The 'marine trumpet'

The tromba marina is a bowed string instrument, popular in the 300 years before 1800, that appears to break all the rules. Most bowed stringed instruments are bowed close to the bridge at the bottom of the instrument and fingered at the other end of the string near the nut. The tromba marina works in the opposite way. In addition, its bridge was designed with an intentionally wobbly foot which made a buzzing sound when the instrument was played. The name tromba marina literally means 'marine trumpet', but nobody is entirely sure why, since it's not a trumpet, nor does it have any obvious connection with the ocean.

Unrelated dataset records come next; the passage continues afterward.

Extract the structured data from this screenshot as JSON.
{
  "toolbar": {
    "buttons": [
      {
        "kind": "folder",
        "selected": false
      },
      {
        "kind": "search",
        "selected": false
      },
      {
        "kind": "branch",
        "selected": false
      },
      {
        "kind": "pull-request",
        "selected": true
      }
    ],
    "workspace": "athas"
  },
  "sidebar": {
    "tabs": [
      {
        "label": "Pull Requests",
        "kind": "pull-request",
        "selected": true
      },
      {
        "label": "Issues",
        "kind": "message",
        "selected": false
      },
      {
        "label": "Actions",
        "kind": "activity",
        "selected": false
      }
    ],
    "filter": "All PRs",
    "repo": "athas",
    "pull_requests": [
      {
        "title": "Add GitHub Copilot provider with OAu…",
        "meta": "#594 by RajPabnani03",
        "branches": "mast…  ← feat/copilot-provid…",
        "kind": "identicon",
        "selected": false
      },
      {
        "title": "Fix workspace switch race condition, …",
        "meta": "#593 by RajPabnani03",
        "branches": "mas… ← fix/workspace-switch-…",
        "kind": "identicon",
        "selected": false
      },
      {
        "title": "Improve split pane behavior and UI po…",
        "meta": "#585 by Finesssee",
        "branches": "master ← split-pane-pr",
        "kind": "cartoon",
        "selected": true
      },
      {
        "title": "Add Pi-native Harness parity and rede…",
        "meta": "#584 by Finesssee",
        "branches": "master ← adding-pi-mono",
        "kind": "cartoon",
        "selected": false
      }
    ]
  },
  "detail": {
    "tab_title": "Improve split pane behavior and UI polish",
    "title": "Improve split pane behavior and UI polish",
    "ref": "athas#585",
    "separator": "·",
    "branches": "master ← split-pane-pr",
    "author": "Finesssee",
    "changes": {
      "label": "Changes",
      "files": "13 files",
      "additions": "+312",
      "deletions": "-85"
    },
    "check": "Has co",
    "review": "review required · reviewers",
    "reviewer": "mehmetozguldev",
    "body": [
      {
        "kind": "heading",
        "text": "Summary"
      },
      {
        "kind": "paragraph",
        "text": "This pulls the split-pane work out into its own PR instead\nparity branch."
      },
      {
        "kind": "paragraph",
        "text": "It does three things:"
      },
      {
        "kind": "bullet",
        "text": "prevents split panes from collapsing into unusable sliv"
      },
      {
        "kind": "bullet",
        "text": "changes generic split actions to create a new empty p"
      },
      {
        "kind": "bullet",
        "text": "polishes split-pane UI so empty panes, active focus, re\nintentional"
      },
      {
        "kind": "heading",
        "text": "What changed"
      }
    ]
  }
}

Marine trumpet from the Royal College of Music Museum.

Sympathetic strings

The viola d'amore is a bowed stringed instrument popular in the 18th century with a mystery in its moniker. The name is Italian for 'viol of love', and while the viola d'amore is most definitely strongly related to the viol, conflicting theories exist about its name. Its most unusual characteristic is a number of 'sympathetic strings' which run underneath the fingerboard of the instrument. The strings are not played directly, but resonate when the main strings are bowed, creating a rich reverberation in the instrument.

Viola d’amore from the University of Edinburgh collections.


The theremin is one of the very few instruments that is played without actually touching it; the pitch and volume is controlled by the player by moving their hands nearer and further away from a set of antennas. It was invented in 1922 by the Russian Lev Sergeyevich Termen, better known in the West as Leon Theremin. Theremin created his instrument almost by accident while building a high frequency oscillator as a device for measuring the electrical insulating properties of gases. While trying to improve the device by adding an audio tone, he discovered that the pitch would change when he moved his hand near it. Even if you've never seen a theremin, you?ve almost certainly heard one: they have been famously used in many horror and science-fiction films to create an eerie atmosphere.

A modern theremin, from the Bate Collection, University of Oxford.

Automotive percussion

This car spring is another good example of an object being repurposed as a musical instrument. This instrument is part of a car?s leaf spring and is played by striking it with a metal bolt. It was used in the original performances of Benjamin Britten?s The Burning Fiery Furnace, which premiered in 1966. But lest you think that this is somehow not a real musical instrument but simply a common piece of junk, please note that this particular car spring was taken from a Rolls-Royce.

Car spring with beater, used by percussionist James Blades, from the Royal Academy of Music Museum.